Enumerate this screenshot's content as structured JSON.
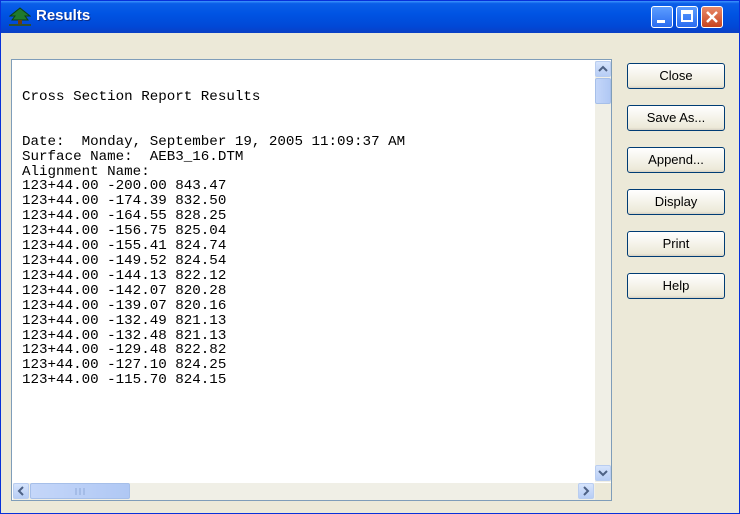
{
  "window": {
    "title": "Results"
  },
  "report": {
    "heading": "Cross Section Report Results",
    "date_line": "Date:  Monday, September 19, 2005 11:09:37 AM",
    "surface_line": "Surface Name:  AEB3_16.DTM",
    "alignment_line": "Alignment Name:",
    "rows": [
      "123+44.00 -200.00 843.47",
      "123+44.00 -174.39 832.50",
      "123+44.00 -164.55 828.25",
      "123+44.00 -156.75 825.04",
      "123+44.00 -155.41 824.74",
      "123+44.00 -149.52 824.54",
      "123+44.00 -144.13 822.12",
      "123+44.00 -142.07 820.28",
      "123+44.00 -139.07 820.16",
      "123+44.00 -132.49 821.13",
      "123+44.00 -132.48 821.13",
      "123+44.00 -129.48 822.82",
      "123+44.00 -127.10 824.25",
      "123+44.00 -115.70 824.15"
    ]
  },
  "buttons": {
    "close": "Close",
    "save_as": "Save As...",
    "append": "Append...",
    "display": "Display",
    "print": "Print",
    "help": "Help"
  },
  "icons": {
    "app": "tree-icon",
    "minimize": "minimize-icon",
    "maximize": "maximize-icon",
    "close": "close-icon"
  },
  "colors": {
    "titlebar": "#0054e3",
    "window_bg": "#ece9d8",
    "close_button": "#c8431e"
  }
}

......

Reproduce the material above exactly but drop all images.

RESULT OF THIS TASK:
Enumerate this screenshot's content as structured JSON.
{
  "window": {
    "title": "Results"
  },
  "report": {
    "heading": "Cross Section Report Results",
    "date_line": "Date:  Monday, September 19, 2005 11:09:37 AM",
    "surface_line": "Surface Name:  AEB3_16.DTM",
    "alignment_line": "Alignment Name:",
    "rows": [
      "123+44.00 -200.00 843.47",
      "123+44.00 -174.39 832.50",
      "123+44.00 -164.55 828.25",
      "123+44.00 -156.75 825.04",
      "123+44.00 -155.41 824.74",
      "123+44.00 -149.52 824.54",
      "123+44.00 -144.13 822.12",
      "123+44.00 -142.07 820.28",
      "123+44.00 -139.07 820.16",
      "123+44.00 -132.49 821.13",
      "123+44.00 -132.48 821.13",
      "123+44.00 -129.48 822.82",
      "123+44.00 -127.10 824.25",
      "123+44.00 -115.70 824.15"
    ]
  },
  "buttons": {
    "close": "Close",
    "save_as": "Save As...",
    "append": "Append...",
    "display": "Display",
    "print": "Print",
    "help": "Help"
  },
  "icons": {
    "app": "tree-icon",
    "minimize": "minimize-icon",
    "maximize": "maximize-icon",
    "close": "close-icon"
  },
  "colors": {
    "titlebar": "#0054e3",
    "window_bg": "#ece9d8",
    "close_button": "#c8431e"
  }
}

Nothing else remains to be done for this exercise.